A group of MPs has called on the government to halt the planned introduction of a raft of new residential permitted development rights next week and conduct a full review of the role of the controversial rights.
The report by MPs on the housing communities and local government select committee concluded introduction of the new right – allowing virtually all high street premises to convert to housing without requiring planning permission – should be paused while the government reviews “how it aligns with plan-led development and local democratic involvement”.
The findings come after the government has doubled down on the use of permitted development since the start of the pandemic, despite growing controversy over their use and a government-commissioned report finding that they produced worse-quality housing.
In the last year the government has brought in new rights allowing the upward extension of a range of different property types, the demolition and rebuild as housing of a range of properties, and these latest far-reaching resi conversion rights due to come into force next week.
It was only after Tory MPs threatened to rebel against the government in a parliamentary debate on the issue last autumn, that the government changed tack by saying homes produced this way had to meet minimum space standards.
The select committee report said it was also very concerned by the location of many of the converted homes, including on business and industrial parks, and that councils should have a right to consider location when deciding on applications for prior approval under permitted development.
Clive Betts, chair of the committee, said he was sympathetic to the intention of building more homes that had prompted the recent PDR, but that the changes contradicted the government’s increased focus on plan-led development and local democratic involvement, and “fatally undermine the role of local authorities in shaping their communities”.
He said: “The government should pause any further extensions of permitted development rights for residential change of use and undertake a review of the role of such PDRs in the wider planning system, spelling out how this can be consistent with its proposed reforms as set out in last year’s Planning White Paper.
“It’s also crucial the PDR regime ensures local councils are be able to protect certain areas from permitted developments rights where they have legitimate concerns about the impact on town centres, high streets and commercial centres.”
>> Also read: Minister tells developers they have moral duty to work with communities and new design codes
Councillor David Renard, housing spokesperson at the Local Government Association, said the new rights could have an “adverse impact on our high streets” and should be “removed”
He said: “Building the homes the country needs should be delivered through a locally-led planning system, and in the right places supported by the right infrastructure.
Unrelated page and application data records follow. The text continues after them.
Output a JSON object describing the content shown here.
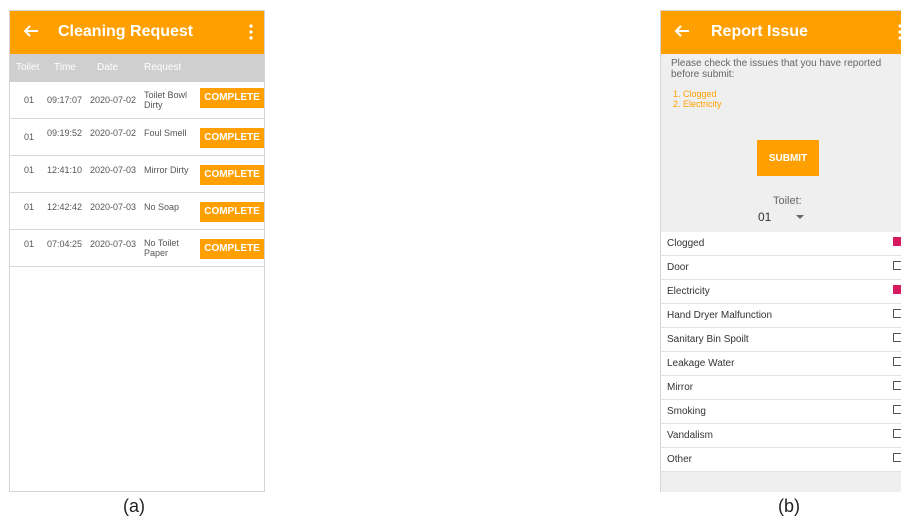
{
  "panel_a": {
    "title": "Cleaning Request",
    "columns": [
      "Toilet",
      "Time",
      "Date",
      "Request"
    ],
    "rows": [
      {
        "toilet": "01",
        "time": "09:17:07",
        "date": "2020-07-02",
        "request": "Toilet Bowl Dirty",
        "action": "COMPLETE"
      },
      {
        "toilet": "01",
        "time": "09:19:52",
        "date": "2020-07-02",
        "request": "Foul Smell",
        "action": "COMPLETE"
      },
      {
        "toilet": "01",
        "time": "12:41:10",
        "date": "2020-07-03",
        "request": "Mirror Dirty",
        "action": "COMPLETE"
      },
      {
        "toilet": "01",
        "time": "12:42:42",
        "date": "2020-07-03",
        "request": "No Soap",
        "action": "COMPLETE"
      },
      {
        "toilet": "01",
        "time": "07:04:25",
        "date": "2020-07-03",
        "request": "No Toilet Paper",
        "action": "COMPLETE"
      }
    ],
    "caption": "(a)"
  },
  "panel_b": {
    "title": "Report Issue",
    "instructions": "Please check the issues that you have reported before submit:",
    "reported": [
      "1. Clogged",
      "2. Electricity"
    ],
    "submit_label": "SUBMIT",
    "toilet_label": "Toilet:",
    "toilet_value": "01",
    "issues": [
      {
        "label": "Clogged",
        "checked": true
      },
      {
        "label": "Door",
        "checked": false
      },
      {
        "label": "Electricity",
        "checked": true
      },
      {
        "label": "Hand Dryer Malfunction",
        "checked": false
      },
      {
        "label": "Sanitary Bin Spoilt",
        "checked": false
      },
      {
        "label": "Leakage Water",
        "checked": false
      },
      {
        "label": "Mirror",
        "checked": false
      },
      {
        "label": "Smoking",
        "checked": false
      },
      {
        "label": "Vandalism",
        "checked": false
      },
      {
        "label": "Other",
        "checked": false
      }
    ],
    "caption": "(b)"
  },
  "colors": {
    "accent": "#ffa000",
    "check": "#d81b60",
    "header_gray": "#cfcfcf"
  },
  "icons": {
    "back": "arrow-left-icon",
    "menu": "more-vert-icon",
    "dropdown": "caret-down-icon",
    "checkbox": "checkbox-icon"
  }
}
Only this ensures a mix of high-quality, affordable housing that meets the needs of local communities, while also giving those communities the opportunity to shape and define the area they live in.”